Since the beginning of the offseason, it’s been apparent that the Twins needed a shortstop. Andrelton Simmons wasn’t likely to be welcomed back, and Royce Lewis hadn’t played in a game since 2020. Watching options fall off the board, it looked like Story or bust, but mainly because the assumption has always been Correa would return to the Astros. In signing with Minnesota, there’s no denying he immediately becomes the best to play the position in franchise history.
Just how good is Correa, though? It’s fair to argue he may be the best in baseball.
Recently running down their “Top 10 Right Now” lists, MLB Network slated Correa as the third-best shortstop in baseball. They’ve got him placed behind the oft-injured Fernando Tatis Jr. and the versatile Trea Turner. It’s fair to argue for either of those two as being better, but what exactly does Correa bring to the table?

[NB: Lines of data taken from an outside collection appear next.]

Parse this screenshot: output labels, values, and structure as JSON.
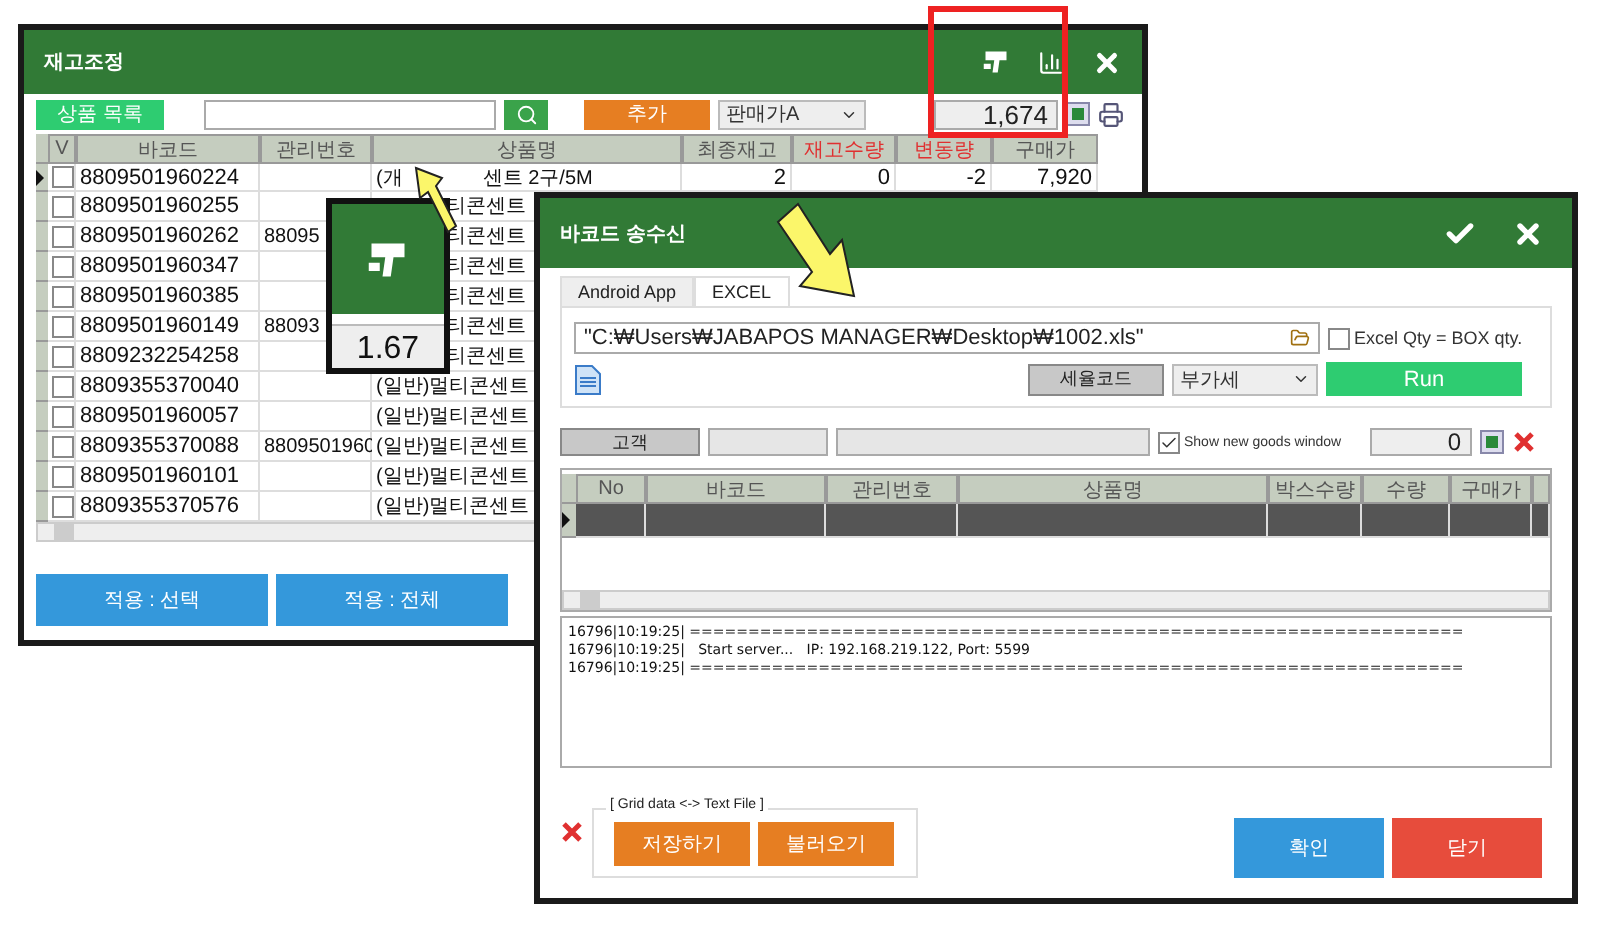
{
  "background_window": {
    "title": "재고조정",
    "toolbar": {
      "product_list_button": "상품 목록",
      "add_button": "추가",
      "price_select": "판매가A",
      "total": "1,674"
    },
    "table": {
      "columns": [
        {
          "label": "V",
          "alert": false
        },
        {
          "label": "바코드",
          "alert": false
        },
        {
          "label": "관리번호",
          "alert": false
        },
        {
          "label": "상품명",
          "alert": false
        },
        {
          "label": "최종재고",
          "alert": false
        },
        {
          "label": "재고수량",
          "alert": true
        },
        {
          "label": "변동량",
          "alert": true
        },
        {
          "label": "구매가",
          "alert": false
        }
      ],
      "rows": [
        {
          "selected": true,
          "checked": false,
          "barcode": "8809501960224",
          "name": "(개",
          "name_tail": "센트 2구/5M",
          "final_stock": "2",
          "stock_qty": "0",
          "change": "-2",
          "price": "7,920"
        },
        {
          "selected": false,
          "checked": false,
          "barcode": "8809501960255",
          "name": "티콘센트"
        },
        {
          "selected": false,
          "checked": false,
          "barcode": "8809501960262",
          "code": "88095",
          "name": "티콘센트"
        },
        {
          "selected": false,
          "checked": false,
          "barcode": "8809501960347",
          "name": "티콘센트"
        },
        {
          "selected": false,
          "checked": false,
          "barcode": "8809501960385",
          "name": "티콘센트"
        },
        {
          "selected": false,
          "checked": false,
          "barcode": "8809501960149",
          "code": "88093",
          "name": "티콘센트"
        },
        {
          "selected": false,
          "checked": false,
          "barcode": "8809232254258",
          "name": "티콘센트"
        },
        {
          "selected": false,
          "checked": false,
          "barcode": "8809355370040",
          "name": "(일반)멀티콘센트"
        },
        {
          "selected": false,
          "checked": false,
          "barcode": "8809501960057",
          "name": "(일반)멀티콘센트"
        },
        {
          "selected": false,
          "checked": false,
          "barcode": "8809355370088",
          "code": "8809501960",
          "name": "(일반)멀티콘센트"
        },
        {
          "selected": false,
          "checked": false,
          "barcode": "8809501960101",
          "name": "(일반)멀티콘센트"
        },
        {
          "selected": false,
          "checked": false,
          "barcode": "8809355370576",
          "name": "(일반)멀티콘센트"
        }
      ]
    },
    "buttons": [
      "적용 : 선택",
      "적용 : 전체"
    ]
  },
  "zoom_inset": {
    "value": "1.67"
  },
  "dialog": {
    "title": "바코드 송수신",
    "tabs": [
      {
        "label": "Android App",
        "selected": false
      },
      {
        "label": "EXCEL",
        "selected": true
      }
    ],
    "file_path": "\"C:₩Users₩JABAPOS MANAGER₩Desktop₩1002.xls\"",
    "box_qty": {
      "label": "Excel Qty = BOX qty.",
      "checked": false
    },
    "tax_code_button": "세율코드",
    "tax_select": "부가세",
    "run_button": "Run",
    "customer_button": "고객",
    "new_goods": {
      "label": "Show new goods window",
      "checked": true
    },
    "count": "0",
    "grid": {
      "columns": [
        "No",
        "바코드",
        "관리번호",
        "상품명",
        "박스수량",
        "수량",
        "구매가"
      ],
      "rows": [
        {
          "selected": true
        }
      ]
    },
    "log": [
      "16796|10:19:25| ==================================================================",
      "16796|10:19:25|   Start server...   IP: 192.168.219.122, Port: 5599",
      "16796|10:19:25| =================================================================="
    ],
    "file_group": {
      "legend": "[ Grid data <-> Text File ]",
      "buttons": [
        "저장하기",
        "불러오기"
      ]
    },
    "confirm_button": "확인",
    "close_button": "닫기"
  }
}
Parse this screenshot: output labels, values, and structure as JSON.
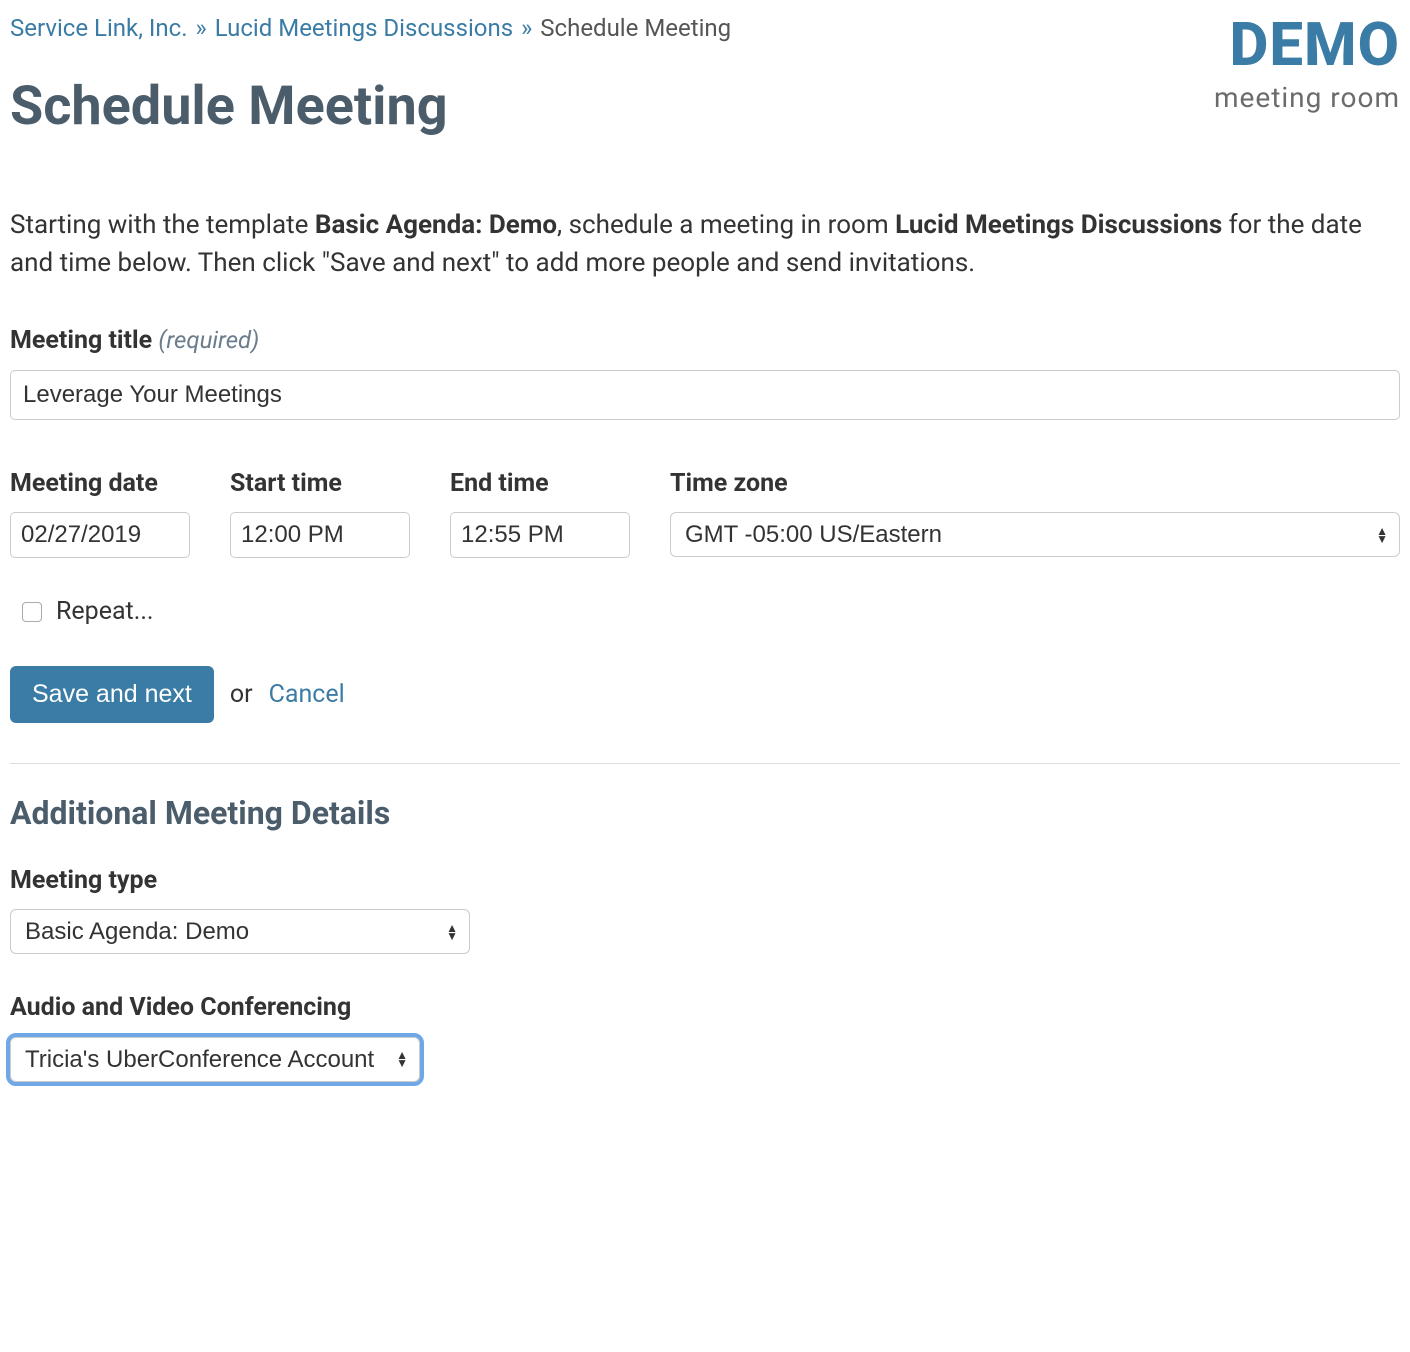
{
  "breadcrumb": {
    "link1": "Service Link, Inc.",
    "link2": "Lucid Meetings Discussions",
    "current": "Schedule Meeting"
  },
  "pageTitle": "Schedule Meeting",
  "logo": {
    "main": "DEMO",
    "sub": "meeting room"
  },
  "intro": {
    "prefix": "Starting with the template ",
    "template": "Basic Agenda: Demo",
    "mid1": ", schedule a meeting in room ",
    "room": "Lucid Meetings Discussions",
    "suffix": " for the date and time below. Then click \"Save and next\" to add more people and send invitations."
  },
  "fields": {
    "titleLabel": "Meeting title",
    "requiredHint": "(required)",
    "titleValue": "Leverage Your Meetings",
    "dateLabel": "Meeting date",
    "dateValue": "02/27/2019",
    "startLabel": "Start time",
    "startValue": "12:00 PM",
    "endLabel": "End time",
    "endValue": "12:55 PM",
    "tzLabel": "Time zone",
    "tzValue": "GMT -05:00 US/Eastern",
    "repeatLabel": "Repeat..."
  },
  "actions": {
    "save": "Save and next",
    "or": "or",
    "cancel": "Cancel"
  },
  "details": {
    "heading": "Additional Meeting Details",
    "typeLabel": "Meeting type",
    "typeValue": "Basic Agenda: Demo",
    "avLabel": "Audio and Video Conferencing",
    "avValue": "Tricia's UberConference Account"
  }
}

Last season the former Astro won his first Gold Glove. That award can often be scrutinized through the lens of an offensive producer that gets additional consideration defensively for their bat. However, that couldn’t be further from the truth when considering Correa in 2021. His 20 Defensive Runs Saved (DRS) in 2021 was a career-high, and he’s never posted lower than 4 DRS in a single season. To contextualize that performance, 20 DRS is something like former Twins shortstop Andrelton Simmons in his prime. The caveat for Correa is that it comes with a strong .837 OPS.
No matter where you look for metrics, they view Correa in the same vein. Major League Baseball’s Statcast has Correa worth 12 outs above average (OAA) in 2021, which ranked 6th among shortstops across the league. He was also credited with preventing nine runs.
The beauty of Correa is that he’s a true five-tool player. For everything noted defensively, it only scratches the surface of his actual impact on the game. Correa’s Statcast percentile rankings from 2021 are basically just the fire emoji.
Drafted one pick higher than new teammate Byron Buxton, Carlos Correa is an absolute menace in the box. Under this new regime, the Twins have long been fans of exit velocity and hard-hit rates. Last season Correa’s max exit velocity ranked in the 97th percentile across MLB. His expected weighted on-base average (xwOBA) was a robust .373, and his 41.6% ground ball rate was near a career-low. In the box, it basically boils down to Correa hunting to do damage every time he swings the bat.
In a lineup that has some swing and miss, it’s worth noting that Correa’s plate discipline will also be welcomed. Last season a 27% chase rate was a career-low, and his 8.2% whiff rate checked in with the same designation. Swinging at pitches in the zone, Correa makes contact nearly 90% of the time. Considering the approach to doing damage, putting the bat on the ball with pitches that can be handled is about the ideal outcome you can hope for.
There’s just no way to summarize any of this other than in the middle of the night Derek Falvey signed the best free agent in organization history and very possibly the best at his position across the sport. Structuring his contract with opt-outs gives both sides future flexibility, and there’s still no hampering any future impact top prospect Royce Lewis could have at the position. Right now, I’d bet Lewis is excited to learn from one of the games best, and Baldelli’s lineup just got infused with an otherworldly talent.
Is there a shortstop you’re taking over Correa? The best part of it is that any answer is hypothetical, and this one is now Minnesota’s.